(Exercise materials begins)

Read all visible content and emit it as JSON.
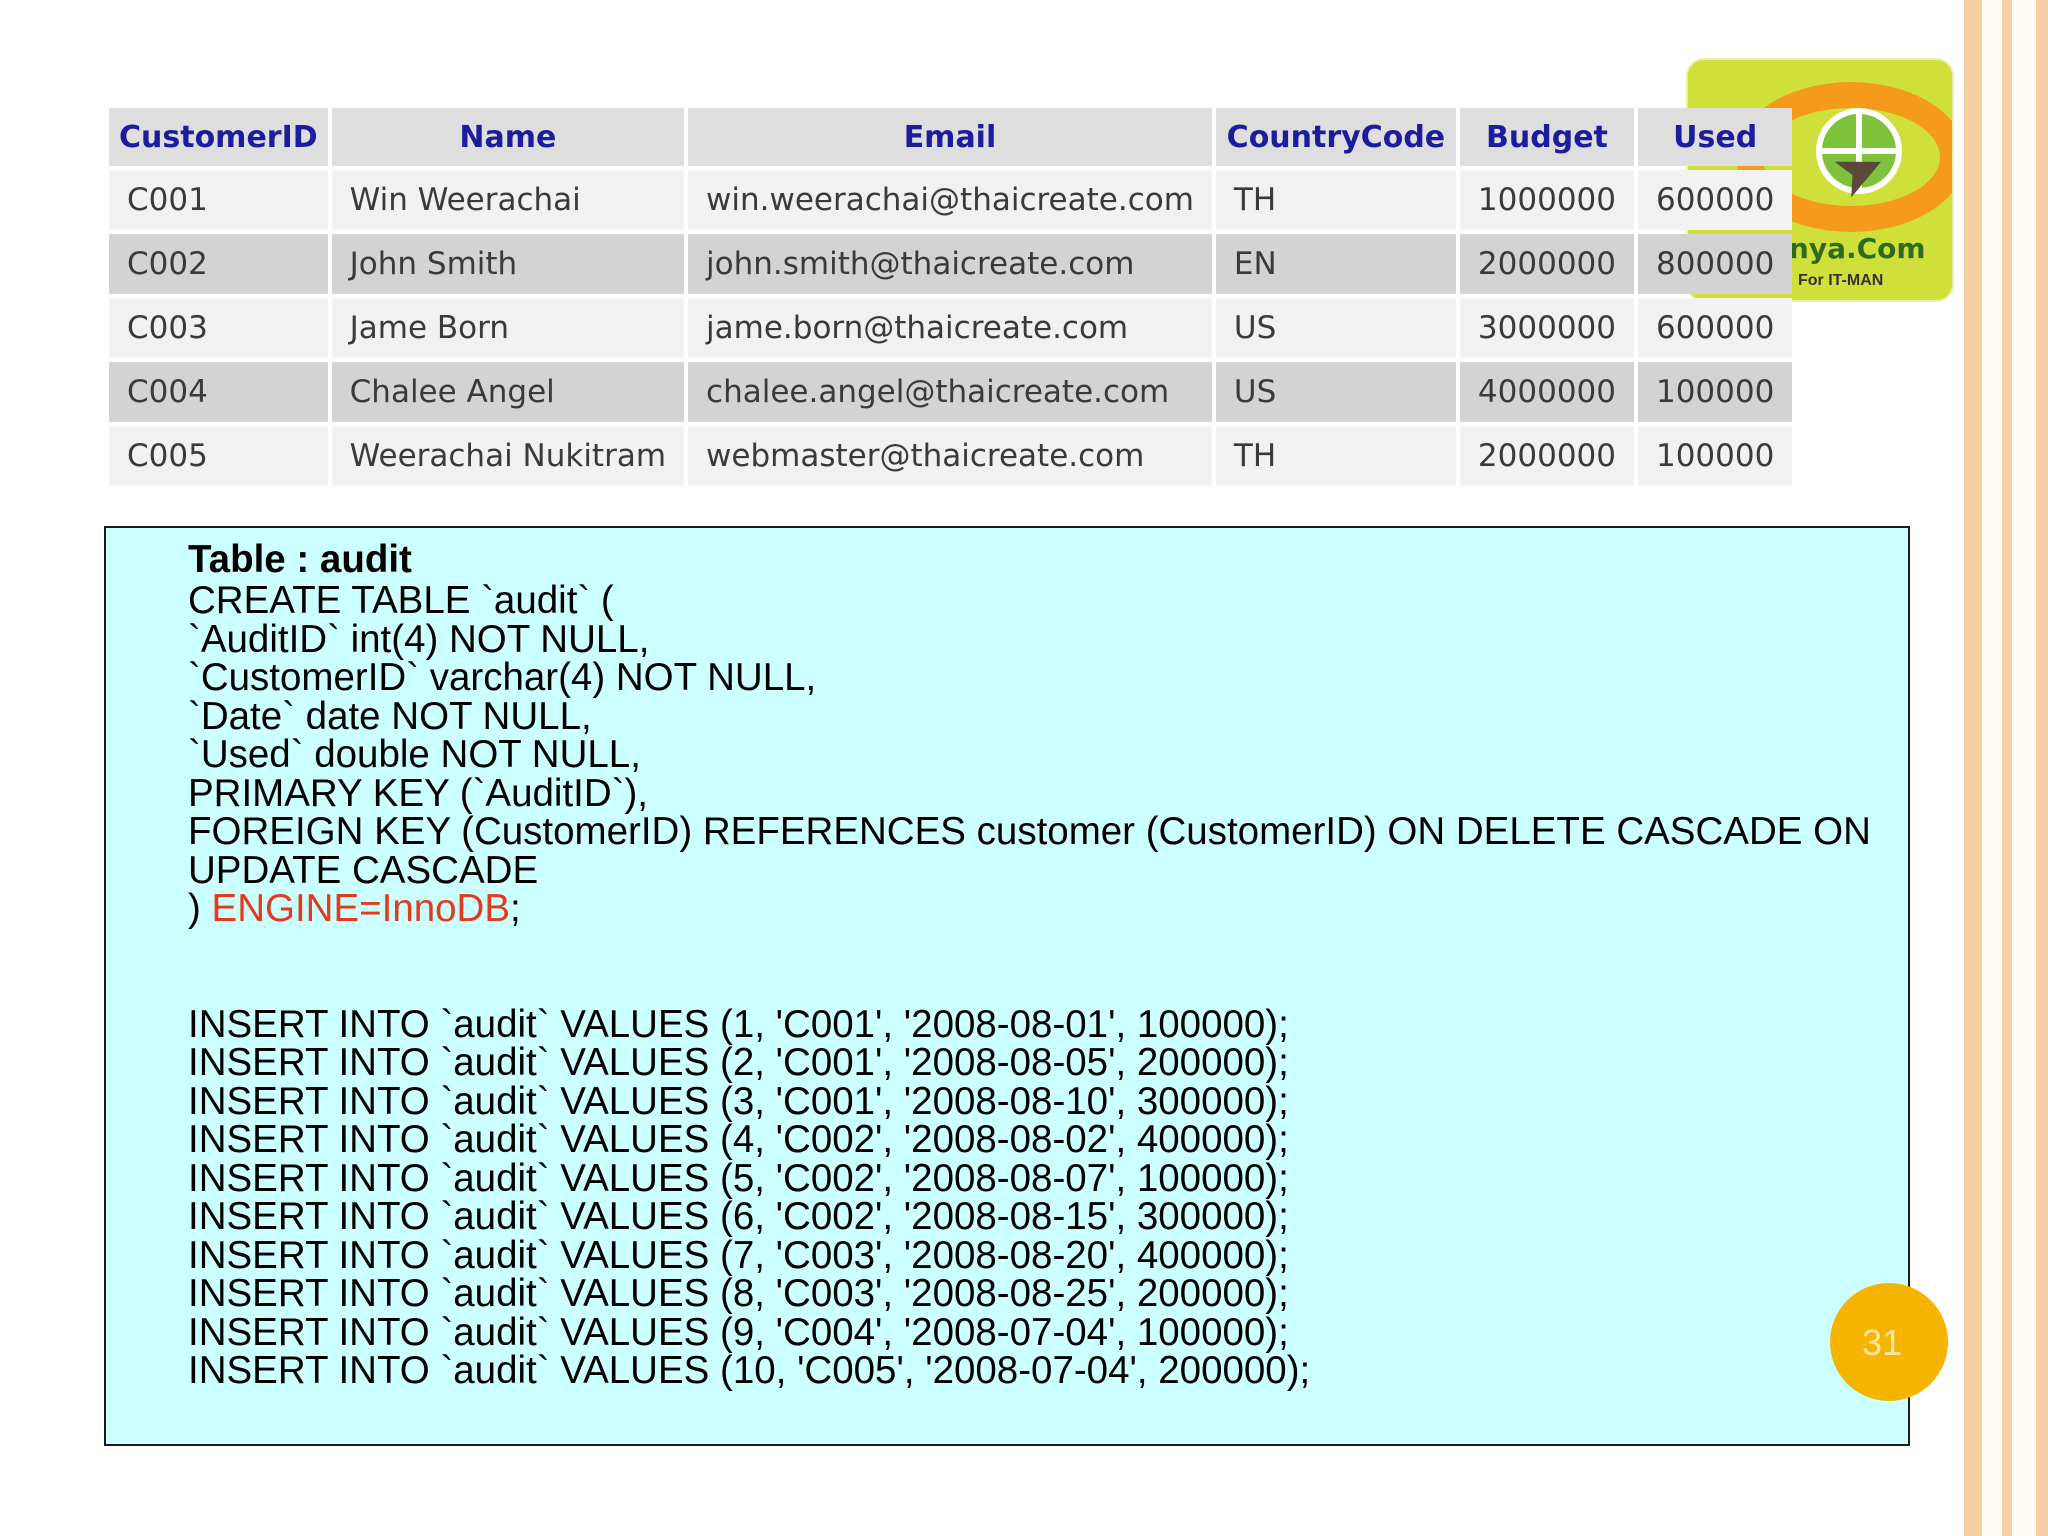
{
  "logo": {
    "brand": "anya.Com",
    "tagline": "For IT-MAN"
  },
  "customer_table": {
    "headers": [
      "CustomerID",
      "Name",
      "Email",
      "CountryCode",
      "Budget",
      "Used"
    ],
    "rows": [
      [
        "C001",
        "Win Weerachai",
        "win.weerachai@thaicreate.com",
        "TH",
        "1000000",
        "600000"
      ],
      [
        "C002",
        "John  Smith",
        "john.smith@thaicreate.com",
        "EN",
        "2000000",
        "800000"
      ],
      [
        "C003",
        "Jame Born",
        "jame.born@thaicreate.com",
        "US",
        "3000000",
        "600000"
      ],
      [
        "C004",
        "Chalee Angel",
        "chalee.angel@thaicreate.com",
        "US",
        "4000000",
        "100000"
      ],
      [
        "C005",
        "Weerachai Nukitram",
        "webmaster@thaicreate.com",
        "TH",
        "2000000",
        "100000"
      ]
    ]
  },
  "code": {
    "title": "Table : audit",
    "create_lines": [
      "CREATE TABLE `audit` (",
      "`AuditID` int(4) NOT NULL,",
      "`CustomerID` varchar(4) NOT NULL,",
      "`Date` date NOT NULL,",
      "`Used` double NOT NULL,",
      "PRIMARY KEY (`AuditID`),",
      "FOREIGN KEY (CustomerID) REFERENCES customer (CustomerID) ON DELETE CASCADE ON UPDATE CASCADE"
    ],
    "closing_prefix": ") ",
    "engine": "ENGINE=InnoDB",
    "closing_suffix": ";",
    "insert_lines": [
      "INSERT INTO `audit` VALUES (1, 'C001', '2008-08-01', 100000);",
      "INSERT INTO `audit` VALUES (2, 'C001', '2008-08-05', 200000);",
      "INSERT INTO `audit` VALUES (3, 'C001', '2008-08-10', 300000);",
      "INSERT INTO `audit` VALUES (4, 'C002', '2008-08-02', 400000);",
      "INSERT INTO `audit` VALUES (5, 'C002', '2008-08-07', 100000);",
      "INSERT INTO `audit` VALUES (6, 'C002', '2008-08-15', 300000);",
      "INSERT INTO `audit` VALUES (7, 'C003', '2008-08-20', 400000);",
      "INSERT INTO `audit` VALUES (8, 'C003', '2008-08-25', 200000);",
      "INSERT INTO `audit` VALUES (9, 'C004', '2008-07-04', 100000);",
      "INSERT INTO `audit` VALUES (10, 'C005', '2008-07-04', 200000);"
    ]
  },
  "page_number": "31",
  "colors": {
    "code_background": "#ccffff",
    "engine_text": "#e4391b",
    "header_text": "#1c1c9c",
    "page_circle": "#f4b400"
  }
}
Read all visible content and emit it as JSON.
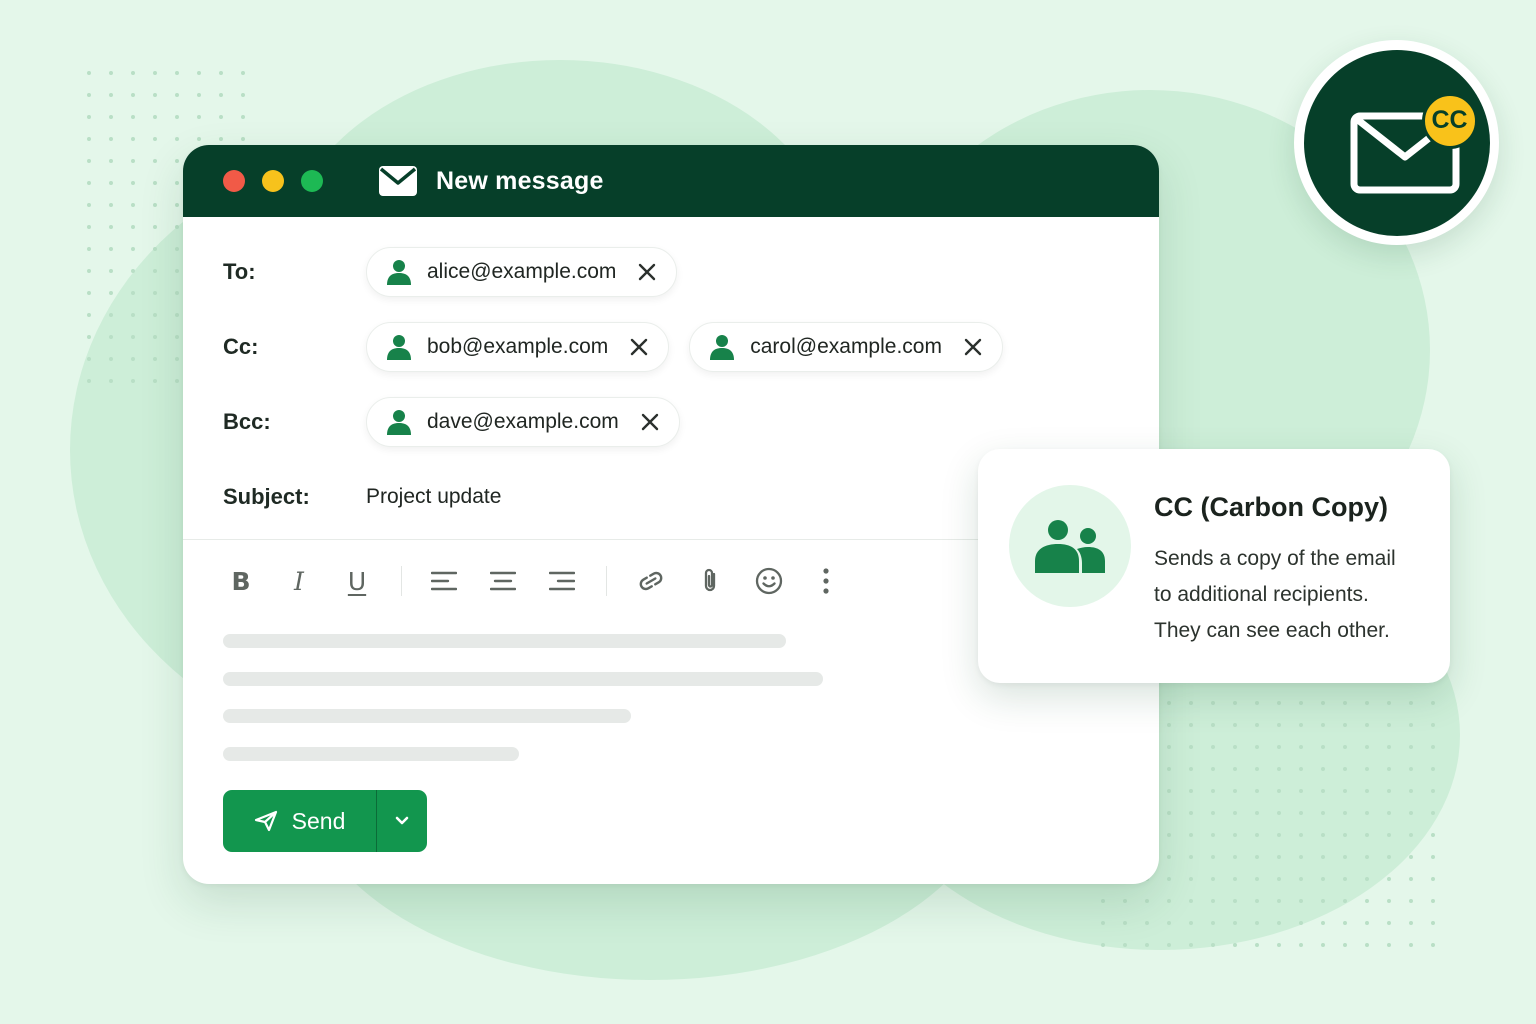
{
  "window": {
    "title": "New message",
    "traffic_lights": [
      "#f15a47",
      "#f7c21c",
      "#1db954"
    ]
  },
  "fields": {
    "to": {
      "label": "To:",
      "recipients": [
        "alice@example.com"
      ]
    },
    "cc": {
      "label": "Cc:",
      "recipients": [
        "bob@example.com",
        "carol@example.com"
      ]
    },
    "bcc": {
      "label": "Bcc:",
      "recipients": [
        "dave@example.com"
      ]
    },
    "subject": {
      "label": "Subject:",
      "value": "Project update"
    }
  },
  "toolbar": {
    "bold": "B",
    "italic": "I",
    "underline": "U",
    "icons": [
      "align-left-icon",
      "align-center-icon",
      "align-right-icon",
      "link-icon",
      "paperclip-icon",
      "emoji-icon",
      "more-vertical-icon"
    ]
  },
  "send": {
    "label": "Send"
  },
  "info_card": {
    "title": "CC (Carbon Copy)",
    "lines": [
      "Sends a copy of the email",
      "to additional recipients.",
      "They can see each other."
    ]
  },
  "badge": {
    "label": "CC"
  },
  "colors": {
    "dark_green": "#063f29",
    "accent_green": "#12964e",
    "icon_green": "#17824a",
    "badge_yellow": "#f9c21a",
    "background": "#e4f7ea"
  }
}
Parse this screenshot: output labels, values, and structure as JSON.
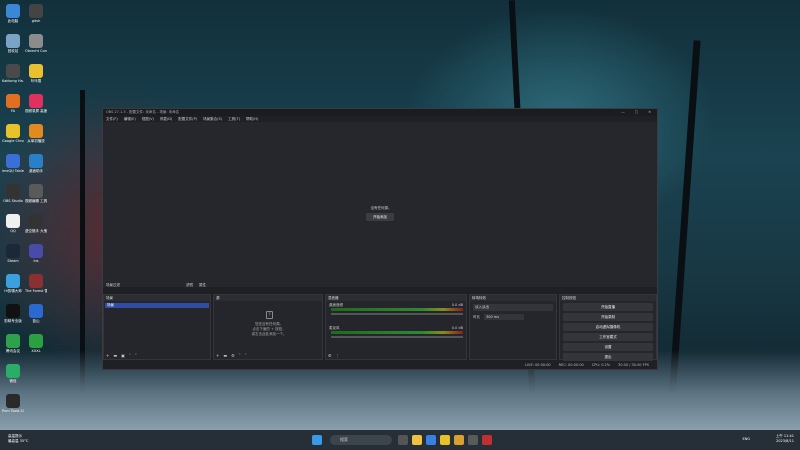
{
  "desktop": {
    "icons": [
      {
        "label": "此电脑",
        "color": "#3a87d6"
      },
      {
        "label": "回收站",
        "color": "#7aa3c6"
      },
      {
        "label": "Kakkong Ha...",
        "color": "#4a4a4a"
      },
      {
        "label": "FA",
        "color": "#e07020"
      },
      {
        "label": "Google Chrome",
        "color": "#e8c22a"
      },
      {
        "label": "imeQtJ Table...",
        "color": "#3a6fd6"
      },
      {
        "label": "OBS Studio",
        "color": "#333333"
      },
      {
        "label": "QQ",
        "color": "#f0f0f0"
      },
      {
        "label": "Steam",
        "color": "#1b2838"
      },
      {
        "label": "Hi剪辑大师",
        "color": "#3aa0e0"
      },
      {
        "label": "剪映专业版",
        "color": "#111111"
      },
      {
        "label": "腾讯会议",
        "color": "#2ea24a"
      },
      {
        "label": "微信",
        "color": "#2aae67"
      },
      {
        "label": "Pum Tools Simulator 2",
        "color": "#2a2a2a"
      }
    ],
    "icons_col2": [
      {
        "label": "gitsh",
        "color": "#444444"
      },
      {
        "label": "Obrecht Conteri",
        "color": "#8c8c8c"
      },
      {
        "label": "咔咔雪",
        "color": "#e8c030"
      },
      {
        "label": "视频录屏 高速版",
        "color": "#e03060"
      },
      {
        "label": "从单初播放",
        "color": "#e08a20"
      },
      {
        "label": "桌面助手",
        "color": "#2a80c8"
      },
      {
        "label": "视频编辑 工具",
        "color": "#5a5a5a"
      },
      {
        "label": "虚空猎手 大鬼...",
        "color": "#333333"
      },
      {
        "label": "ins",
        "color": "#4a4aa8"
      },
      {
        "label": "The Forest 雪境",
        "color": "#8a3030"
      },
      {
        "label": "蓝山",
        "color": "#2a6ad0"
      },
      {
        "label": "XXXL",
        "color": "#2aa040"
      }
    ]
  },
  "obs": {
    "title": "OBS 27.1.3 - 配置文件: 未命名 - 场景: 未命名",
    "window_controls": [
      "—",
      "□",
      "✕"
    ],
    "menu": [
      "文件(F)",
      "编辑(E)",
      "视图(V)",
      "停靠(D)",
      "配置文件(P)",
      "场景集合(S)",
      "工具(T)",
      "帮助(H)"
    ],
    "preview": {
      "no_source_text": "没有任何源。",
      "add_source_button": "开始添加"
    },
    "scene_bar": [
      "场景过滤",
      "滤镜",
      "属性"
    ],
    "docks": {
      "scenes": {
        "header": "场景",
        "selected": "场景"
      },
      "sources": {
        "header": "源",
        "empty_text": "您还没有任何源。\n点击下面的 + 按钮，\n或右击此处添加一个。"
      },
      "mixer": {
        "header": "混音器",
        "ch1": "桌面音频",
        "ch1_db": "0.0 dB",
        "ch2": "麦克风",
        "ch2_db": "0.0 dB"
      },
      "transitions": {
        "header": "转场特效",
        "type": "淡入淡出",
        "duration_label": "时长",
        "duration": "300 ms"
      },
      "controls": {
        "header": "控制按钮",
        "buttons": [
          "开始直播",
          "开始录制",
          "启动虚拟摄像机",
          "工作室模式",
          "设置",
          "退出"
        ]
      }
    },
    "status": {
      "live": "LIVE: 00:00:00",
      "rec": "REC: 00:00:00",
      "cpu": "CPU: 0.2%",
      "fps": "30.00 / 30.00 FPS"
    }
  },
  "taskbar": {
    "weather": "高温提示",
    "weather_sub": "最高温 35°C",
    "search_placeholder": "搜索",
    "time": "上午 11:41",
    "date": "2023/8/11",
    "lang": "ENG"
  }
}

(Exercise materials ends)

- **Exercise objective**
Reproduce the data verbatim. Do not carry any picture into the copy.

- **Answer section**
Read all visible content and emit it as JSON.
{
  "logo": {
    "brand": "anya.Com",
    "tagline": "For IT-MAN"
  },
  "customer_table": {
    "headers": [
      "CustomerID",
      "Name",
      "Email",
      "CountryCode",
      "Budget",
      "Used"
    ],
    "rows": [
      [
        "C001",
        "Win Weerachai",
        "win.weerachai@thaicreate.com",
        "TH",
        "1000000",
        "600000"
      ],
      [
        "C002",
        "John  Smith",
        "john.smith@thaicreate.com",
        "EN",
        "2000000",
        "800000"
      ],
      [
        "C003",
        "Jame Born",
        "jame.born@thaicreate.com",
        "US",
        "3000000",
        "600000"
      ],
      [
        "C004",
        "Chalee Angel",
        "chalee.angel@thaicreate.com",
        "US",
        "4000000",
        "100000"
      ],
      [
        "C005",
        "Weerachai Nukitram",
        "webmaster@thaicreate.com",
        "TH",
        "2000000",
        "100000"
      ]
    ]
  },
  "code": {
    "title": "Table : audit",
    "create_lines": [
      "CREATE TABLE `audit` (",
      "`AuditID` int(4) NOT NULL,",
      "`CustomerID` varchar(4) NOT NULL,",
      "`Date` date NOT NULL,",
      "`Used` double NOT NULL,",
      "PRIMARY KEY (`AuditID`),",
      "FOREIGN KEY (CustomerID) REFERENCES customer (CustomerID) ON DELETE CASCADE ON UPDATE CASCADE"
    ],
    "closing_prefix": ") ",
    "engine": "ENGINE=InnoDB",
    "closing_suffix": ";",
    "insert_lines": [
      "INSERT INTO `audit` VALUES (1, 'C001', '2008-08-01', 100000);",
      "INSERT INTO `audit` VALUES (2, 'C001', '2008-08-05', 200000);",
      "INSERT INTO `audit` VALUES (3, 'C001', '2008-08-10', 300000);",
      "INSERT INTO `audit` VALUES (4, 'C002', '2008-08-02', 400000);",
      "INSERT INTO `audit` VALUES (5, 'C002', '2008-08-07', 100000);",
      "INSERT INTO `audit` VALUES (6, 'C002', '2008-08-15', 300000);",
      "INSERT INTO `audit` VALUES (7, 'C003', '2008-08-20', 400000);",
      "INSERT INTO `audit` VALUES (8, 'C003', '2008-08-25', 200000);",
      "INSERT INTO `audit` VALUES (9, 'C004', '2008-07-04', 100000);",
      "INSERT INTO `audit` VALUES (10, 'C005', '2008-07-04', 200000);"
    ]
  },
  "page_number": "31",
  "colors": {
    "code_background": "#ccffff",
    "engine_text": "#e4391b",
    "header_text": "#1c1c9c",
    "page_circle": "#f4b400"
  }
}
Read all visible content and emit it as JSON.
{
  "window": {
    "title": "New message",
    "traffic_lights": [
      "#f15a47",
      "#f7c21c",
      "#1db954"
    ]
  },
  "fields": {
    "to": {
      "label": "To:",
      "recipients": [
        "alice@example.com"
      ]
    },
    "cc": {
      "label": "Cc:",
      "recipients": [
        "bob@example.com",
        "carol@example.com"
      ]
    },
    "bcc": {
      "label": "Bcc:",
      "recipients": [
        "dave@example.com"
      ]
    },
    "subject": {
      "label": "Subject:",
      "value": "Project update"
    }
  },
  "toolbar": {
    "bold": "B",
    "italic": "I",
    "underline": "U",
    "icons": [
      "align-left-icon",
      "align-center-icon",
      "align-right-icon",
      "link-icon",
      "paperclip-icon",
      "emoji-icon",
      "more-vertical-icon"
    ]
  },
  "send": {
    "label": "Send"
  },
  "info_card": {
    "title": "CC (Carbon Copy)",
    "lines": [
      "Sends a copy of the email",
      "to additional recipients.",
      "They can see each other."
    ]
  },
  "badge": {
    "label": "CC"
  },
  "colors": {
    "dark_green": "#063f29",
    "accent_green": "#12964e",
    "icon_green": "#17824a",
    "badge_yellow": "#f9c21a",
    "background": "#e4f7ea"
  }
}
Parse this screenshot: output labels, values, and structure as JSON.
{
  "desktop": {
    "icons": [
      {
        "label": "此电脑",
        "color": "#3a87d6"
      },
      {
        "label": "回收站",
        "color": "#7aa3c6"
      },
      {
        "label": "Kakkong Ha...",
        "color": "#4a4a4a"
      },
      {
        "label": "FA",
        "color": "#e07020"
      },
      {
        "label": "Google Chrome",
        "color": "#e8c22a"
      },
      {
        "label": "imeQtJ Table...",
        "color": "#3a6fd6"
      },
      {
        "label": "OBS Studio",
        "color": "#333333"
      },
      {
        "label": "QQ",
        "color": "#f0f0f0"
      },
      {
        "label": "Steam",
        "color": "#1b2838"
      },
      {
        "label": "Hi剪辑大师",
        "color": "#3aa0e0"
      },
      {
        "label": "剪映专业版",
        "color": "#111111"
      },
      {
        "label": "腾讯会议",
        "color": "#2ea24a"
      },
      {
        "label": "微信",
        "color": "#2aae67"
      },
      {
        "label": "Pum Tools Simulator 2",
        "color": "#2a2a2a"
      }
    ],
    "icons_col2": [
      {
        "label": "gitsh",
        "color": "#444444"
      },
      {
        "label": "Obrecht Conteri",
        "color": "#8c8c8c"
      },
      {
        "label": "咔咔雪",
        "color": "#e8c030"
      },
      {
        "label": "视频录屏 高速版",
        "color": "#e03060"
      },
      {
        "label": "从单初播放",
        "color": "#e08a20"
      },
      {
        "label": "桌面助手",
        "color": "#2a80c8"
      },
      {
        "label": "视频编辑 工具",
        "color": "#5a5a5a"
      },
      {
        "label": "虚空猎手 大鬼...",
        "color": "#333333"
      },
      {
        "label": "ins",
        "color": "#4a4aa8"
      },
      {
        "label": "The Forest 雪境",
        "color": "#8a3030"
      },
      {
        "label": "蓝山",
        "color": "#2a6ad0"
      },
      {
        "label": "XXXL",
        "color": "#2aa040"
      }
    ]
  },
  "obs": {
    "title": "OBS 27.1.3 - 配置文件: 未命名 - 场景: 未命名",
    "window_controls": [
      "—",
      "□",
      "✕"
    ],
    "menu": [
      "文件(F)",
      "编辑(E)",
      "视图(V)",
      "停靠(D)",
      "配置文件(P)",
      "场景集合(S)",
      "工具(T)",
      "帮助(H)"
    ],
    "preview": {
      "no_source_text": "没有任何源。",
      "add_source_button": "开始添加"
    },
    "scene_bar": [
      "场景过滤",
      "滤镜",
      "属性"
    ],
    "docks": {
      "scenes": {
        "header": "场景",
        "selected": "场景"
      },
      "sources": {
        "header": "源",
        "empty_text": "您还没有任何源。\n点击下面的 + 按钮，\n或右击此处添加一个。"
      },
      "mixer": {
        "header": "混音器",
        "ch1": "桌面音频",
        "ch1_db": "0.0 dB",
        "ch2": "麦克风",
        "ch2_db": "0.0 dB"
      },
      "transitions": {
        "header": "转场特效",
        "type": "淡入淡出",
        "duration_label": "时长",
        "duration": "300 ms"
      },
      "controls": {
        "header": "控制按钮",
        "buttons": [
          "开始直播",
          "开始录制",
          "启动虚拟摄像机",
          "工作室模式",
          "设置",
          "退出"
        ]
      }
    },
    "status": {
      "live": "LIVE: 00:00:00",
      "rec": "REC: 00:00:00",
      "cpu": "CPU: 0.2%",
      "fps": "30.00 / 30.00 FPS"
    }
  },
  "taskbar": {
    "weather": "高温提示",
    "weather_sub": "最高温 35°C",
    "search_placeholder": "搜索",
    "time": "上午 11:41",
    "date": "2023/8/11",
    "lang": "ENG"
  }
}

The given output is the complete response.